One had to do with the crash of the Germanwings plane earlier this month. The current best guess is that the pilot purposely crashed the plane when he thought he might lose his job as a result of some eye condition or that he had been suffering from depression and had long harbored suicidal thoughts. It now appears that he was treated for depression while in pilot training, took a leave from the training program, and later returned. It is not clear whether the airline or the training program was aware of his depression and suicidal thoughts when he reentered pilot training.
The second story appeared in the Washington Post about Shari Thomas, a woman who had killed a man who had abused her as a child, went to prison, earned a college degree there, earned a degree in biotechnology after release, and now thanks to the Internet, finds it hard to get a job. Her past will always haunt her. You can read about it here: http://www.washingtonpost.com/local/womans-criminal-record-upends-her-life-25-years-later/2015/03/30/4cb95966-ccf5-11e4-8a46-b1dc9be5a8ff_story.html
The third story is about a car that crashed into a barrier at Fort Meade MD, the home of the National Security Agency. The current theory is that the driver of the stolen car made an accidental turn into the highly secure and guarded complex, became concerned when he saw the police car as he had some illegal drugs in the car, and accidentally crashed into a police car in an attempt to avoid the situation. The end of the article mentions a similar case when a woman was shot when she accidentally (or not) crashed into a White House barrier in October 2013. Details are available at: http://www.washingtonpost.com/local/crime/officials-respond-to-incident-at-nsa-on-fort-meade-campus/2015/03/30/08bdfe56-d6e1-11e4-ba28-f2a685dc7f89_story.html
What are the unifying themes around these stories?
One might have to do with how we as a society deal with mental illness, how we treat or stigmatize those with mental illnesses, and how we protect ourselves from the mentally ill who act violently.

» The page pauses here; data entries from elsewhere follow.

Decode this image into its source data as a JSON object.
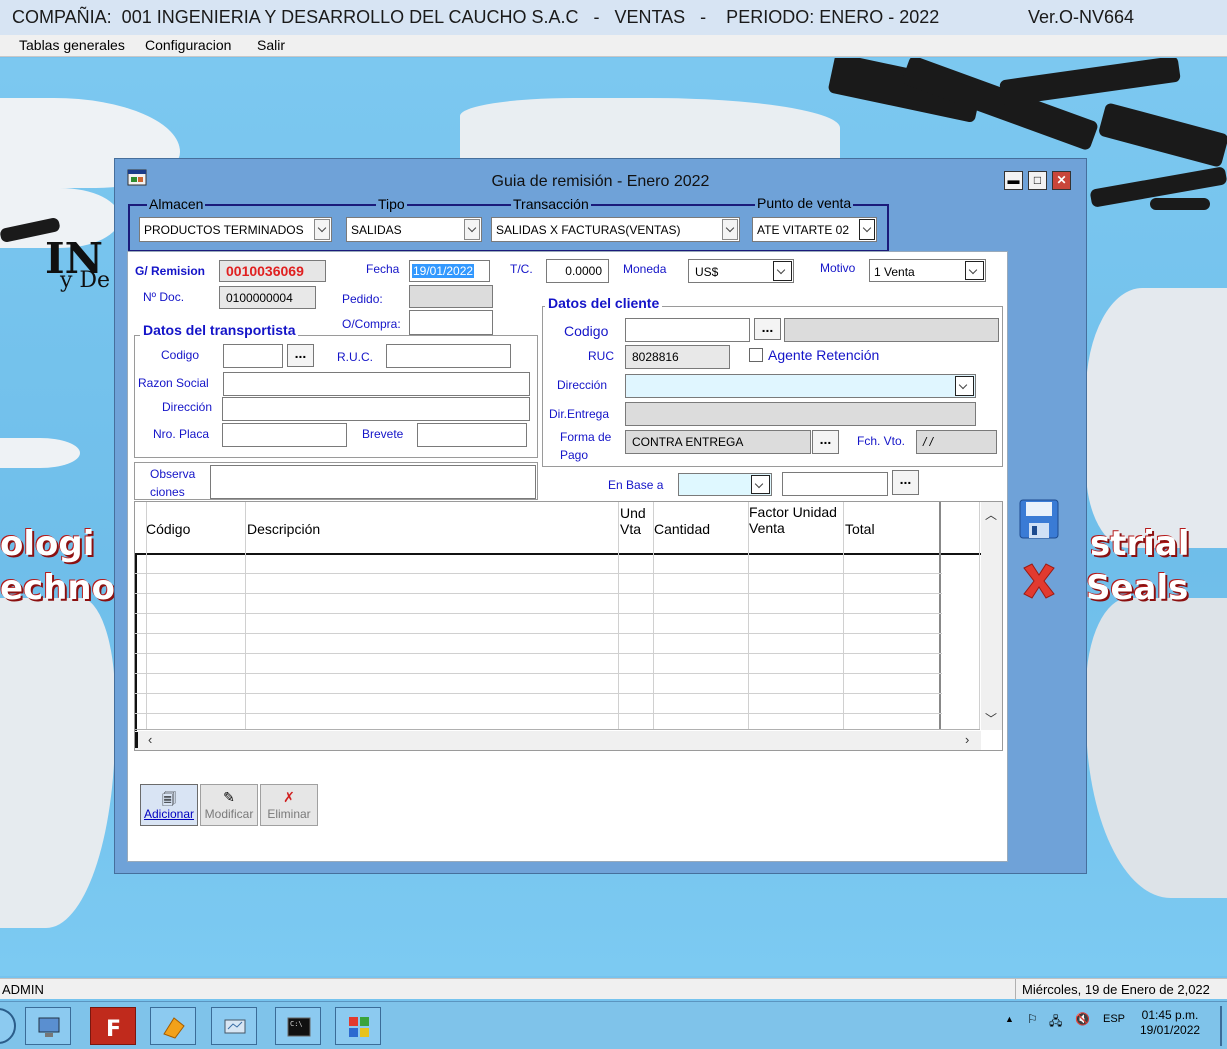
{
  "app": {
    "title": "COMPAÑIA:  001 INGENIERIA Y DESARROLLO DEL CAUCHO S.A.C   -   VENTAS   -    PERIODO: ENERO - 2022",
    "version": "Ver.O-NV664"
  },
  "menu": {
    "items": [
      {
        "label": "Tablas generales"
      },
      {
        "label": "Configuracion"
      },
      {
        "label": "Salir"
      }
    ]
  },
  "background": {
    "logo_part1": "IN",
    "logo_part2": "y De",
    "slogan_left_1": "ologi",
    "slogan_left_2": "echno",
    "slogan_right_1": "strial",
    "slogan_right_2": "Seals"
  },
  "dialog": {
    "title": "Guia de remisión - Enero 2022",
    "minimize": "▬",
    "maximize": "□",
    "close": "✕"
  },
  "top": {
    "almacen_label": "Almacen",
    "almacen_value": "PRODUCTOS TERMINADOS",
    "tipo_label": "Tipo",
    "tipo_value": "SALIDAS",
    "transaccion_label": "Transacción",
    "transaccion_value": "SALIDAS X FACTURAS(VENTAS)",
    "punto_label": "Punto de venta",
    "punto_value": "ATE VITARTE 02"
  },
  "doc": {
    "remision_label": "G/ Remision",
    "remision_value": "0010036069",
    "ndoc_label": "Nº Doc.",
    "ndoc_value": "0100000004",
    "fecha_label": "Fecha",
    "fecha_value": "19/01/2022",
    "pedido_label": "Pedido:",
    "pedido_value": "",
    "ocompra_label": "O/Compra:",
    "ocompra_value": "",
    "tc_label": "T/C.",
    "tc_value": "0.0000",
    "moneda_label": "Moneda",
    "moneda_value": "US$",
    "motivo_label": "Motivo",
    "motivo_value": "1 Venta"
  },
  "transportista": {
    "title": "Datos del transportista",
    "codigo_label": "Codigo",
    "codigo_value": "",
    "ruc_label": "R.U.C.",
    "ruc_value": "",
    "razon_label": "Razon Social",
    "razon_value": "",
    "direccion_label": "Dirección",
    "direccion_value": "",
    "placa_label": "Nro. Placa",
    "placa_value": "",
    "brevete_label": "Brevete",
    "brevete_value": ""
  },
  "cliente": {
    "title": "Datos del cliente",
    "codigo_label": "Codigo",
    "codigo_value": "",
    "nombre_value": "",
    "ruc_label": "RUC",
    "ruc_value": "8028816",
    "agente_label": "Agente Retención",
    "agente_checked": false,
    "direccion_label": "Dirección",
    "direccion_value": "",
    "dir_entrega_label": "Dir.Entrega",
    "dir_entrega_value": "",
    "forma_label_1": "Forma de",
    "forma_label_2": "Pago",
    "forma_value": "CONTRA ENTREGA",
    "fch_vto_label": "Fch. Vto.",
    "fch_vto_value": "/ /"
  },
  "misc": {
    "observa_label_1": "Observa",
    "observa_label_2": "ciones",
    "observa_value": "",
    "en_base_label": "En Base a",
    "en_base_value": "",
    "en_base_extra": "",
    "dots": "..."
  },
  "grid": {
    "columns": [
      {
        "label": "Código"
      },
      {
        "label": "Descripción"
      },
      {
        "label": "Und\nVta"
      },
      {
        "label": "Cantidad"
      },
      {
        "label": "Factor Unidad\nVenta"
      },
      {
        "label": "Total"
      }
    ]
  },
  "actions": {
    "adicionar": "Adicionar",
    "modificar": "Modificar",
    "eliminar": "Eliminar"
  },
  "status": {
    "user": "ADMIN",
    "date_long": "Miércoles, 19 de Enero de 2,022"
  },
  "taskbar": {
    "lang": "ESP",
    "time": "01:45 p.m.",
    "date": "19/01/2022"
  }
}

Miriam Carey, the woman who crashed into the White House seemed to suffering from some mental illness. Did she get the care she needed? She had a job at the time. Did it provide mental illness support? Would she have lost her job had her employers known about her illness? Did Andreas Lubitz hide his mental illness from his employer fearing job loss. Apparently flying was a childhood dream and the thought of being grounded may have driven him to crash his plane. The New York times addresses this point today at:
The second theme is the need for security and the parameters to establish it when facts are unclear. In the case of Shari Thomas, should her murder conviction more than 25 years ago disqualify her for employment today? Should the fact she killed an abuser, admittedly not in self defense, give prospective employers a reason to not hire her? Should mental illness years ago prevent one from obtaining a commercial pilot’s license? In the Fort Meade case, and the White House case, and the many other police shootings that have made headlines in recent months, how do we decide when force is needed to protect the public, how much is needed, and when lethal force is justified?